Let's watch it all instead of play.
No matter where you walk you meet
Some frightened creature in the street.
The men so wave their arms and shout
That bullocks cannot help but doubt-
Poor worried bullocks always yearning
For any but the proper turning.
And little flocks of sheep flood in
Like waves, at paddling time, at Lynn.
The farmers stand in twos and threes,
Or gossip over bread and cheese,
And show each other bags of grain.
And shake their heads about the rain.
The farmers' wives, red faced and smart,
Descend in grandeur from the cart,
And vanish through the draper's door,
And never re-appear till four.
The market place is full of stalls
Of gingerbread and brandy balls,
As well as things one never needs,
Like calico and tracts and seeds.
And all the time the cattle low,
The sheep Baa Baa," the roosters crow,
And someone says, where'er you stay,
)" Now then, my boy, you're in the way!"
Some people make collections
Of fossils, eggs and ferns,
Of coins, and stamps, and butterflies,
And other things by turns.
But Uncle's more original

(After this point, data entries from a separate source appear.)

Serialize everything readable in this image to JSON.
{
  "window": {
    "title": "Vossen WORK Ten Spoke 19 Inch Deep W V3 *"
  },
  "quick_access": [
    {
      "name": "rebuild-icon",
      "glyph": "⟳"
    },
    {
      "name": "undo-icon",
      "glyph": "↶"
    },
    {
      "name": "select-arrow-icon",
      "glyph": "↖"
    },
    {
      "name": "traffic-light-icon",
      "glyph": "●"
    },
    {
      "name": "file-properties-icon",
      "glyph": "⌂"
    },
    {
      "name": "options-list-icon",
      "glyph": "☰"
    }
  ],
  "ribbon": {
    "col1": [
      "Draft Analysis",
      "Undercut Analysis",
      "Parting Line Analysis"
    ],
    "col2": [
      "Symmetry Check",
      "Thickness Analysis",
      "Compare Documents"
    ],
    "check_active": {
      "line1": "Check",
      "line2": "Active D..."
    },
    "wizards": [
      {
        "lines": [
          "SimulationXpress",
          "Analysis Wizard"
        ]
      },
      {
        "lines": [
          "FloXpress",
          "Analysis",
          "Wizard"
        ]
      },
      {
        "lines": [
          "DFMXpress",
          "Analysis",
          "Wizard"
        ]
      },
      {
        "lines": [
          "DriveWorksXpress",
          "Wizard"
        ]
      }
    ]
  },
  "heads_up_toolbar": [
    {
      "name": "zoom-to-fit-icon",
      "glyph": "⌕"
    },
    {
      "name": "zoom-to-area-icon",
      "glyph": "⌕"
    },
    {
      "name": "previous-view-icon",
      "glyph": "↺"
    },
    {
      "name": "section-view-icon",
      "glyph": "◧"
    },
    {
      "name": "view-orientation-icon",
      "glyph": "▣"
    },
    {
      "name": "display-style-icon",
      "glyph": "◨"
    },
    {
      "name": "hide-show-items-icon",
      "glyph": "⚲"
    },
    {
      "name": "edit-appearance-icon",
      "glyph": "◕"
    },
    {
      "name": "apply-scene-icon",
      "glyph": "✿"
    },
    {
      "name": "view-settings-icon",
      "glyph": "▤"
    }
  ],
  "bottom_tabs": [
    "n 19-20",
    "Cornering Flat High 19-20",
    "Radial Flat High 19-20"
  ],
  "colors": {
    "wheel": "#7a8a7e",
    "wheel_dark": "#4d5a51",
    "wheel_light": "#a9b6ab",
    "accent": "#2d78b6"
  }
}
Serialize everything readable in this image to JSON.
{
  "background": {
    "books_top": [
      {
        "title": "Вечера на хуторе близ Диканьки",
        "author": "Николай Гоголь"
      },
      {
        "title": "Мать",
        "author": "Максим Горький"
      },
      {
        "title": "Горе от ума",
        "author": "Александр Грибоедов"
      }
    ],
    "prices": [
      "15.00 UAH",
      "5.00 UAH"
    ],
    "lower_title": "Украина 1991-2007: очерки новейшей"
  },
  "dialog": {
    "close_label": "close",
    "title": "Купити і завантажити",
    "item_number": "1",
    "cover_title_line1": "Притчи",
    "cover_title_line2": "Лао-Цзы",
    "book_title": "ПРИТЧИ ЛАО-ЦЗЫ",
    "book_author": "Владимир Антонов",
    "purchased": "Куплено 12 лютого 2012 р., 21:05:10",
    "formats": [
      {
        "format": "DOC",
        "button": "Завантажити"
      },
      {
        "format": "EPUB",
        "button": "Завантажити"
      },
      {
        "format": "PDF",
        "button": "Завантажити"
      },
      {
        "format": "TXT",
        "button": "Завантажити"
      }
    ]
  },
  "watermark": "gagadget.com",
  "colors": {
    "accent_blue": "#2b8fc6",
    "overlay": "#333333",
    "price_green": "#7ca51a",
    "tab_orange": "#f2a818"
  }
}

Than anyone you'll meet,
For he collects the penny toys
They sell you in the street.
Wherever crowds are thickest
' These merchants stand all day,
With every kind of "novelty"
Spread out upon a tray.
And Uncle takes his business bag
And buys from every one,
Though once he bought a running mouse
And couldn't make it run.
In the town, .where each shop's of a different kind,
From one to another we fare;
But in quaint little hamlets one only we find,
And O what a mixture is there!
There are corduroy trousers and biscuits and pins,
Mazawattee, new bonnets and lamps,
There are shovels and watchchains and peaches in tins,
And hymn-books and leggings and stamps.
There are medicines for toothache, tobacco and bread,
Quaker oats, cocoatina and nails,
There are ribbons and saucepans and treacle and thread,
China-ornaments, rat-traps and pails.
There are buttons, Sapolio, bullseyes and' balls,
Coloured handkerchiefs, popguns and rakes,
Pharoah's Serpents and butter, tomatoes and shawls,
Postal-orders and beehives and cakes.
There gossip goes on to a fearful extent,
Since customers shop at their ease;
And everything lives in the permanent scent
Of calico, bacon and cheese.
Along the road the horses trail-
Poor things, beset by flies---
With restless tai's and shaggy manes
And patient, wondering eyes.
And with them come the gipsy men
Who crack their whips and shout,
And caravans with open doors
And children peering out.
And wagons with the Roundabout,
The cocoanuts and tents,
And all the things that make our Fair
The greatest of events.
From morn to night the Roundabout's
Asthmatic organ blares
To every corner of the town
Its three familiar airs.
"Roll, bowl, or pitch! All milky ones "
The brawny gipsies bawl;
The rifles snap; the swvingers scream;
But the organ drolwni tliem all.